Analysis of the protective effect of different sunscreens on ultraviolet radiation-induced local and systemic suppression of contact hypersensitivity and inflammatory responses in mice.J Invest Dermatol. 1993 Mar; 100(3):254-9.JI

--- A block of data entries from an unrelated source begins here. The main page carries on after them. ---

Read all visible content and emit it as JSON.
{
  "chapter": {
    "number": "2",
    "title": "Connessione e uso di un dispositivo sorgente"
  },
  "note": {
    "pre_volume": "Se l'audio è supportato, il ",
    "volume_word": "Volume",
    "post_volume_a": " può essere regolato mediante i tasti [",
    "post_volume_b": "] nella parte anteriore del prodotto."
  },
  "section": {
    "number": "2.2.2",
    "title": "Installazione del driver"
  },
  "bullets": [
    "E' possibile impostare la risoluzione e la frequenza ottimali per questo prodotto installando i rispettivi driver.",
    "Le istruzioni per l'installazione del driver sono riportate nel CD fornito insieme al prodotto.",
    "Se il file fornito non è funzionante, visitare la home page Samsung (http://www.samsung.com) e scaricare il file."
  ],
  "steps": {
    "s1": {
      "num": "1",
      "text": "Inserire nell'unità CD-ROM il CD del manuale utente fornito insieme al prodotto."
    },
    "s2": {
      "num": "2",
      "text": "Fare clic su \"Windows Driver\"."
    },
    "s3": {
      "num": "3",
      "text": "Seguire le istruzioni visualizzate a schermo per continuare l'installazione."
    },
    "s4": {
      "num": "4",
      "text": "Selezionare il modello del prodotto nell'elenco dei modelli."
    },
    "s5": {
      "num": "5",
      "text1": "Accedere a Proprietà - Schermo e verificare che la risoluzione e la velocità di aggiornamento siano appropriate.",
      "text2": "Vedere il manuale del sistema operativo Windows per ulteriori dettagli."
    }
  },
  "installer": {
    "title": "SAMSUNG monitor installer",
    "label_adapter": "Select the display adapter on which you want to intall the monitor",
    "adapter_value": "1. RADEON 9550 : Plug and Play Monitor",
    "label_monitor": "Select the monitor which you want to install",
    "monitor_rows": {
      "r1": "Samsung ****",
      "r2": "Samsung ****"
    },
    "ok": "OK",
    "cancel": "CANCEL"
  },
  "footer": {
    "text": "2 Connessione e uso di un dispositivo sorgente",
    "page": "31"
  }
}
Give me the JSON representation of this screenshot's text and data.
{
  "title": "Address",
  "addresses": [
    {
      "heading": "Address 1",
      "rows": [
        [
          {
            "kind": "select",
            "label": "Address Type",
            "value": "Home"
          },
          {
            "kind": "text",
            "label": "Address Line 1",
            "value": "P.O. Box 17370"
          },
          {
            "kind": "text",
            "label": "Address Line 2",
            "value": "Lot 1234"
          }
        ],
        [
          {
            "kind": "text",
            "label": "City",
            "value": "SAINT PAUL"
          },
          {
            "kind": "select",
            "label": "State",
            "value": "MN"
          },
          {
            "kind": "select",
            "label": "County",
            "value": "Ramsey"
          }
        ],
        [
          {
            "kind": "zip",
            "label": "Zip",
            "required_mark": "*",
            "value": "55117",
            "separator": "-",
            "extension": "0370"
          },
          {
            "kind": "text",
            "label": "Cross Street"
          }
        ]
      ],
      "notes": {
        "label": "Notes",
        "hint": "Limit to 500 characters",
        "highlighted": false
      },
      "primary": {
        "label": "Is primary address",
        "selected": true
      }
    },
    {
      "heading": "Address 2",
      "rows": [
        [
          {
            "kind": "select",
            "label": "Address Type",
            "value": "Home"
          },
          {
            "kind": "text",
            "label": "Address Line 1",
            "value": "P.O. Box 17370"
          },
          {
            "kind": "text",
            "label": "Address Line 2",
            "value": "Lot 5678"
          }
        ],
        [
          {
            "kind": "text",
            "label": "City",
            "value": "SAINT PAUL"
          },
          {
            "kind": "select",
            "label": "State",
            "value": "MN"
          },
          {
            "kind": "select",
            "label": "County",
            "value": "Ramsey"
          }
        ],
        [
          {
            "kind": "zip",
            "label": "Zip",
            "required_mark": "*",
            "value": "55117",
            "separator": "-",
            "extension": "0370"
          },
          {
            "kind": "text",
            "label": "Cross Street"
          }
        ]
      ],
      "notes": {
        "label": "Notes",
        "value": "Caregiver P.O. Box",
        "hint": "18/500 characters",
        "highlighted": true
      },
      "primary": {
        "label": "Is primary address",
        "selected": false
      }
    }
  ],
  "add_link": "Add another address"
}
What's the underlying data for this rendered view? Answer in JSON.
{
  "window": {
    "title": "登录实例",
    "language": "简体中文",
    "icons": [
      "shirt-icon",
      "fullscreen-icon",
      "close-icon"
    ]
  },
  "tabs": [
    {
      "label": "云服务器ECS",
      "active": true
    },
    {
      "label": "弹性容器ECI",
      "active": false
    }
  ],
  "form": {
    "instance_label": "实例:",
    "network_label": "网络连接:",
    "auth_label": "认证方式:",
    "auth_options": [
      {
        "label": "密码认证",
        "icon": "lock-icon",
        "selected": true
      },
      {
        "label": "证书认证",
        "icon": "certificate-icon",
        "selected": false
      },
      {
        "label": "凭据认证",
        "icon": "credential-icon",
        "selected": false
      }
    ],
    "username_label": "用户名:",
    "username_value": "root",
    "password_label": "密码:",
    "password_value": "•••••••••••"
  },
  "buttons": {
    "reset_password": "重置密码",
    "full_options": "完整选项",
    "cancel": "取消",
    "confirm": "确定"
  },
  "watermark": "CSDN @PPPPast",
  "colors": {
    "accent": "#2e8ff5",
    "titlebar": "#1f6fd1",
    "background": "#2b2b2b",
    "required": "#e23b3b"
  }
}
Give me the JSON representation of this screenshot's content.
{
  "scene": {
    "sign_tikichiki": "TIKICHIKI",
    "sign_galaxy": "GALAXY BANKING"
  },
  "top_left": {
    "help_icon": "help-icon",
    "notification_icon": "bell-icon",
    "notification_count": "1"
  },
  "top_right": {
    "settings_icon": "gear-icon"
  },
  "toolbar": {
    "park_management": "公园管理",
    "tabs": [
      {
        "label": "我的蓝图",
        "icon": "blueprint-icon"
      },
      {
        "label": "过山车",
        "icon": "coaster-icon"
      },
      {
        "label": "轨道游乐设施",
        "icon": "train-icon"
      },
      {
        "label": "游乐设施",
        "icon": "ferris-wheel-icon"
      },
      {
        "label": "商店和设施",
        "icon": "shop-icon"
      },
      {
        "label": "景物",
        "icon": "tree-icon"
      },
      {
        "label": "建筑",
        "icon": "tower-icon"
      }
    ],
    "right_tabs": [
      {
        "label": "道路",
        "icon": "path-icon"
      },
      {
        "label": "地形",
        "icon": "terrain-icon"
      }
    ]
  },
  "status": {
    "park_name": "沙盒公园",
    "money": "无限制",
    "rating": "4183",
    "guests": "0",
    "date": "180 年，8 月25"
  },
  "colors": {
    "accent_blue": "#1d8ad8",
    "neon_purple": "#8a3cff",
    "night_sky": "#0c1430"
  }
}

We investigated the capacity of three sunscreen compounds to protect mice from the inflammatory and immunosuppressive effects of ultraviolet radiation (UVR). The sunscreen preparations contained 7.5% 2-ethylhexyl-p-methoxycinnamate, 8% octyl-N-dimethyl-p-aminobenzoate, or 6% benzophenone-3 in an oil-in-water emulsion. Skin swelling was used as the measure of their effect on UVR-induced inflammation, and immunosuppression was assessed by contact sensitization with 2,4-dinitrofluorobenzene applied to UV-irradiated skin (local suppression) or a distant site (systemic suppression). The sunscreens were applied to the shaved dorsal skin of C3H mice, which were then given a single dose of UVR ranging from 2 to 32 kJ/m2 within the UVB (280-320 nm) region. All three sunscreens gave complete protection against local suppression of contact hypersensitivity caused by a dose of 2 kJ/m2 UVB. They also protected against both inflammation and systemic immunosuppression caused by UVR; however, protection was highly dependent on the UVR dose. Furthermore, the sunscreens were less effective in protecting against systemic immunosuppression than against inflammation. These results indicate that immunosuppression is less sensitive to the protective effects of the sunscreens than inflammation and that protection against UVR-induced inflammation does not necessarily imply prevention of immunologic alterations. In addition, these studies suggest that UVR-induced immunosuppression and inflammation may involve different mechanisms.